Bassett’s work to understand water temperature and climate around the Aleutian Islands is an important part of the Unalaska Sea Ice Project (USIP). Archaeologists have known for years that the remains of sea-ice loving mammals (bearded seals and ringed seals) are present at three sites on Unalaska: Margaret Bay, Amaknak Bridge, and Amaknak Spit.
However, sea ice has never been recorded as far south as the Aleutian Islands. USIP researchers want to use new methods to understand whether the presence of these animals indicates a dramatic landscape change or a change in the behavior of the animals themselves.
The USIP archaeological sites were intermittently occupied between 4,700 and 350 years ago, and there is no record of the climate conditions during that period. While there is some historical record of the lives of the Unangan, the Indigenous people of the Aleutian Islands, it does not extend much further back than the late 18th century—when Russian Orthodox missionaries first entered the region.
The majority of what we know about the Unangan comes from oral histories and from archaeology. Oral traditions, combined with artifacts such as bone tools, harpoon points (which would have been used for seal hunting), and knapped stone blades, can tell us a certain amount about how the early Unangan lived their daily lives, but archaeologists still have many questions. Oral histories and ongoing traditions indicate that the Unangan traditionally hunted seals, whales, and other marine mammals on the open water, from kayaks. If sea ice formed around Margaret Bay, Amaknak Spit, and the Amaknak Bridge site, the Unangan may have been forced to switch from open-sea hunting to hunting on coastal ice.
A thousand years in the future, if someone were to sort through everything you threw away, what could they understand about how you lived your life?
Archaeologists want to know whether the Unangan shifted to this method of hunting at any point on Unalaska. Bassett’s research will determine whether ocean temperatures could have been cold enough for ice to form. Once the USIP team understands the environment that would have surrounded the three sites during the times that they were occupied, they will have a context in which to understand the archaeological material from the sites.
Although patterns of seal hunting and other sea-ice related behavior remain open questions, the USIP archaeologists can currently reconstruct some of the Unangan people’s diet based on the midden material from the archaeological sites. Fish bones show that the Unangan fished for cod and halibut in the open Bering Sea and for salmon in the many waterways that cross Unalaska. Shell material shows that the Unangan also gathered mussels, sea urchins, and, of course, butter clams. All of these foods are still harvested by the modern descendants of the Unangan, who live on Unalaska today.
The equivalent of a local trash heap has proved to be the most important record of daily life in a unique environment.
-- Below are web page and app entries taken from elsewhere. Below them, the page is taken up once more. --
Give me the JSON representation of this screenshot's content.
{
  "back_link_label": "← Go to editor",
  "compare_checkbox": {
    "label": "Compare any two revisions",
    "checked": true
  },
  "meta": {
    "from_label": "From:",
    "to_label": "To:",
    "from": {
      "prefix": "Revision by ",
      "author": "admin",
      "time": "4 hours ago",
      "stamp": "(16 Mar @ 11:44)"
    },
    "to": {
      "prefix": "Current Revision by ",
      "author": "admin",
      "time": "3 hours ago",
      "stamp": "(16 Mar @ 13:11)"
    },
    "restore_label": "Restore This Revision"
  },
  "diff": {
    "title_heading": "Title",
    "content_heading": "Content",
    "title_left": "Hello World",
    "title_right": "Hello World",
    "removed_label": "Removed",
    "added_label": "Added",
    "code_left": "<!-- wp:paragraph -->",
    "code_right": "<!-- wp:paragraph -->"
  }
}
To truly appreciate the importance of the midden material, imagine that all remnants of your life except your weekly garbage have disappeared. A thousand years in the future, if someone were to sort through everything you threw away, what could they understand about how you lived your life?
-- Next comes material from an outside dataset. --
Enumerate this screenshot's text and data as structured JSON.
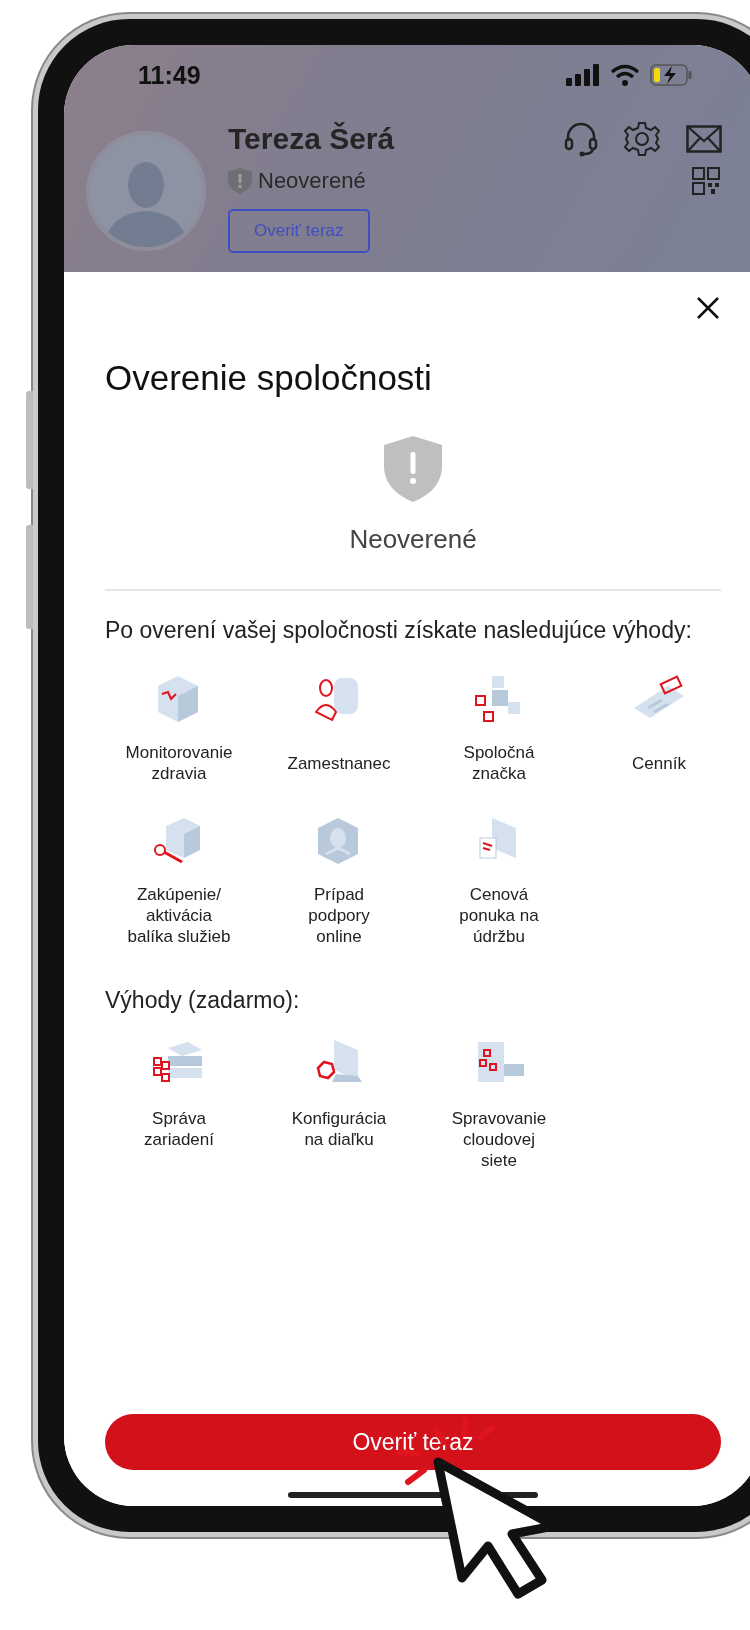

If Bassett’s work with the USIP is any indication, the answer is “probably quite a bit.” Her research on the “clam thermometer” will be combined with all of the other information gleaned from the archaeological artifacts and animal remains to re-create the life history of a group of people thriving in a unique and challenging landscape—and maybe even to tell us how they adapted to the drastically different climates they faced over the course of millennia.